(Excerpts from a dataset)
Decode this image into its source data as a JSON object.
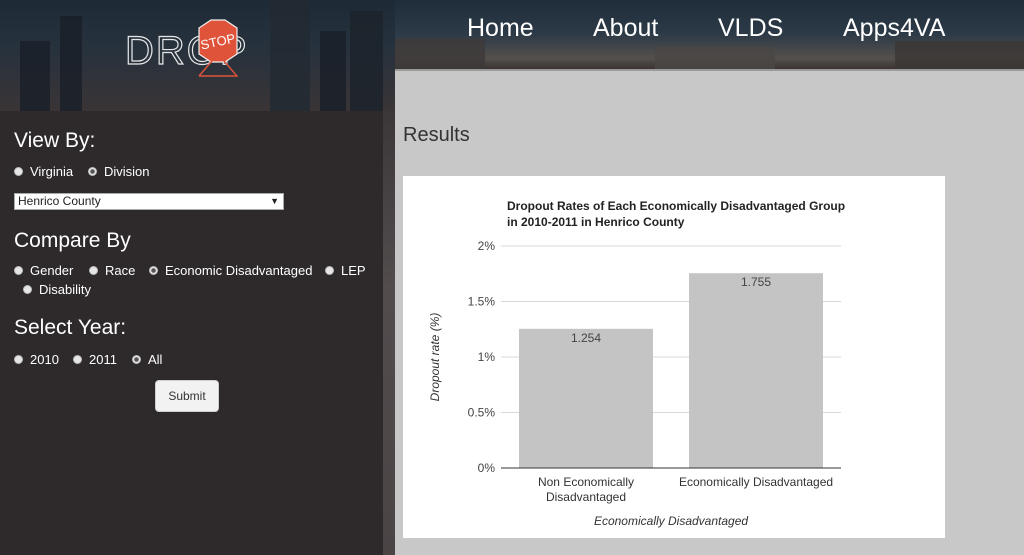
{
  "brand": {
    "logo_word": "DROP",
    "logo_sign": "STOP"
  },
  "nav": {
    "items": [
      "Home",
      "About",
      "VLDS",
      "Apps4VA"
    ]
  },
  "view_by": {
    "title": "View By:",
    "options": [
      "Virginia",
      "Division"
    ],
    "selected": "Division",
    "division_value": "Henrico County"
  },
  "compare_by": {
    "title": "Compare By",
    "options": [
      "Gender",
      "Race",
      "Economic Disadvantaged",
      "LEP",
      "Disability"
    ],
    "selected": "Economic Disadvantaged"
  },
  "select_year": {
    "title": "Select Year:",
    "options": [
      "2010",
      "2011",
      "All"
    ],
    "selected": "All"
  },
  "submit_label": "Submit",
  "results_title": "Results",
  "chart_data": {
    "type": "bar",
    "title": "Dropout Rates of Each Economically Disadvantaged Group in 2010-2011 in Henrico County",
    "title_lines": [
      "Dropout Rates of Each Economically Disadvantaged Group",
      "in 2010-2011 in Henrico County"
    ],
    "categories": [
      "Non Economically Disadvantaged",
      "Economically Disadvantaged"
    ],
    "category_lines": [
      [
        "Non Economically",
        "Disadvantaged"
      ],
      [
        "Economically Disadvantaged"
      ]
    ],
    "values": [
      1.254,
      1.755
    ],
    "value_labels": [
      "1.254",
      "1.755"
    ],
    "xlabel": "Economically Disadvantaged",
    "ylabel": "Dropout rate (%)",
    "ylim": [
      0,
      2
    ],
    "yticks": [
      0,
      0.5,
      1,
      1.5,
      2
    ],
    "ytick_labels": [
      "0%",
      "0.5%",
      "1%",
      "1.5%",
      "2%"
    ],
    "grid": true,
    "bar_color": "#c4c4c4"
  }
}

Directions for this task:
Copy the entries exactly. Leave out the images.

Result of this exercise:
Decode this image into its source data as a JSON object.
{
  "brand": {
    "logo_word": "DROP",
    "logo_sign": "STOP"
  },
  "nav": {
    "items": [
      "Home",
      "About",
      "VLDS",
      "Apps4VA"
    ]
  },
  "view_by": {
    "title": "View By:",
    "options": [
      "Virginia",
      "Division"
    ],
    "selected": "Division",
    "division_value": "Henrico County"
  },
  "compare_by": {
    "title": "Compare By",
    "options": [
      "Gender",
      "Race",
      "Economic Disadvantaged",
      "LEP",
      "Disability"
    ],
    "selected": "Economic Disadvantaged"
  },
  "select_year": {
    "title": "Select Year:",
    "options": [
      "2010",
      "2011",
      "All"
    ],
    "selected": "All"
  },
  "submit_label": "Submit",
  "results_title": "Results",
  "chart_data": {
    "type": "bar",
    "title": "Dropout Rates of Each Economically Disadvantaged Group in 2010-2011 in Henrico County",
    "title_lines": [
      "Dropout Rates of Each Economically Disadvantaged Group",
      "in 2010-2011 in Henrico County"
    ],
    "categories": [
      "Non Economically Disadvantaged",
      "Economically Disadvantaged"
    ],
    "category_lines": [
      [
        "Non Economically",
        "Disadvantaged"
      ],
      [
        "Economically Disadvantaged"
      ]
    ],
    "values": [
      1.254,
      1.755
    ],
    "value_labels": [
      "1.254",
      "1.755"
    ],
    "xlabel": "Economically Disadvantaged",
    "ylabel": "Dropout rate (%)",
    "ylim": [
      0,
      2
    ],
    "yticks": [
      0,
      0.5,
      1,
      1.5,
      2
    ],
    "ytick_labels": [
      "0%",
      "0.5%",
      "1%",
      "1.5%",
      "2%"
    ],
    "grid": true,
    "bar_color": "#c4c4c4"
  }
}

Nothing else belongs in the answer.